* _The problem_:
Every line below that carries the word "client" needs to be copied.

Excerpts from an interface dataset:
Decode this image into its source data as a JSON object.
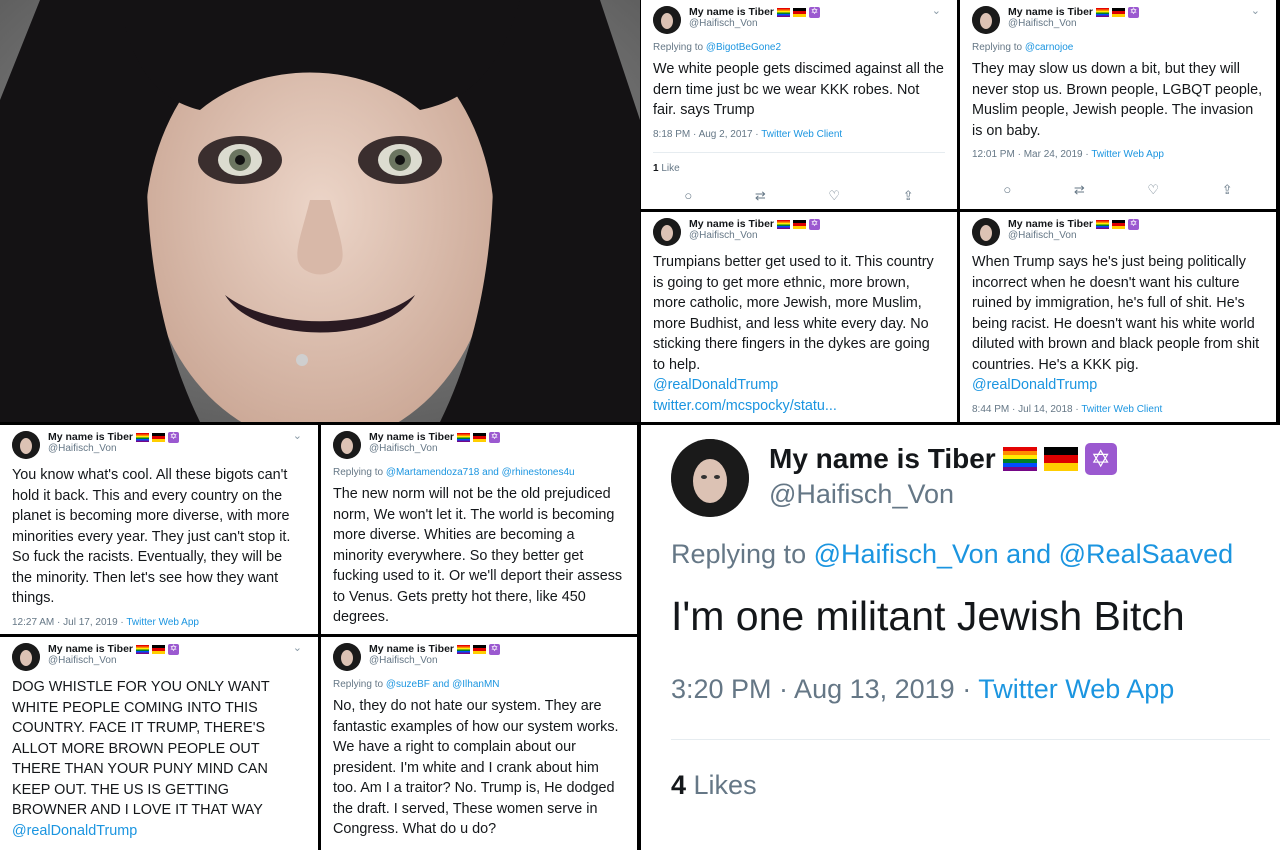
{
  "author": {
    "display_name": "My name is Tiber",
    "handle": "@Haifisch_Von",
    "flags": [
      "rainbow-flag-icon",
      "german-flag-icon",
      "star-of-david-icon"
    ]
  },
  "tweets": [
    {
      "replying_prefix": "Replying to ",
      "replying_to": "@BigotBeGone2",
      "text": "We white people gets discimed against all the dern time just bc we wear KKK robes. Not fair. says Trump",
      "time": "8:18 PM · Aug 2, 2017 · ",
      "client": "Twitter Web Client",
      "likes_count": "1",
      "likes_label": " Like"
    },
    {
      "replying_prefix": "Replying to ",
      "replying_to": "@carnojoe",
      "text": "They may slow us down a bit, but they will never stop us. Brown people, LGBQT people, Muslim people, Jewish people. The invasion is on baby.",
      "time": "12:01 PM · Mar 24, 2019 · ",
      "client": "Twitter Web App"
    },
    {
      "text": "Trumpians better get used to it.  This country is going to get more ethnic, more brown, more catholic, more Jewish, more Muslim, more Budhist, and less white every day. No sticking there fingers in the dykes are going to help.",
      "link1": "@realDonaldTrump",
      "link2": "twitter.com/mcspocky/statu..."
    },
    {
      "text": "When Trump says he's just being politically incorrect when he doesn't want his culture ruined by immigration, he's full of shit. He's being racist. He doesn't want his white world diluted with brown and black people from shit countries. He's a KKK pig.",
      "link1": "@realDonaldTrump",
      "time": "8:44 PM · Jul 14, 2018 · ",
      "client": "Twitter Web Client"
    },
    {
      "text": "You know what's cool. All these bigots can't hold it back. This and every country on the planet is becoming more diverse, with more minorities every year. They just can't stop it. So fuck the racists. Eventually, they will be the minority. Then let's see how they want things.",
      "time": "12:27 AM · Jul 17, 2019 · ",
      "client": "Twitter Web App"
    },
    {
      "replying_prefix": "Replying to ",
      "replying_to": "@Martamendoza718 and @rhinestones4u",
      "text": "The new norm will not be the old prejudiced norm, We won't let it. The world is becoming more diverse. Whities are becoming a minority everywhere. So they better get fucking used to it. Or we'll deport their assess to Venus. Gets pretty hot there, like 450 degrees."
    },
    {
      "text": "DOG WHISTLE FOR YOU ONLY WANT WHITE PEOPLE COMING INTO THIS COUNTRY. FACE IT TRUMP, THERE'S ALLOT MORE BROWN PEOPLE OUT THERE THAN YOUR PUNY MIND CAN KEEP OUT. THE US IS GETTING BROWNER AND I LOVE IT THAT WAY",
      "link1": "@realDonaldTrump"
    },
    {
      "replying_prefix": "Replying to ",
      "replying_to": "@suzeBF and @IlhanMN",
      "text": "No, they do not hate our system. They are fantastic examples of how our system works. We have a right to complain about our president. I'm white and I crank about him too. Am I a traitor? No. Trump is, He dodged the draft. I served, These women serve in Congress. What do u do?"
    },
    {
      "replying_prefix": "Replying to ",
      "replying_to": "@Haifisch_Von and @RealSaaved",
      "text": "I'm one militant Jewish Bitch",
      "time": "3:20 PM · Aug 13, 2019 · ",
      "client": "Twitter Web App",
      "likes_count": "4",
      "likes_label": " Likes"
    }
  ],
  "colors": {
    "link": "#1b95e0",
    "muted": "#657786",
    "text": "#14171a"
  }
}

* _Exercise solution_:
      "client": "Twitter Web Client",
      "client": "Twitter Web App"
      "client": "Twitter Web Client"
      "client": "Twitter Web App"
      "client": "Twitter Web App",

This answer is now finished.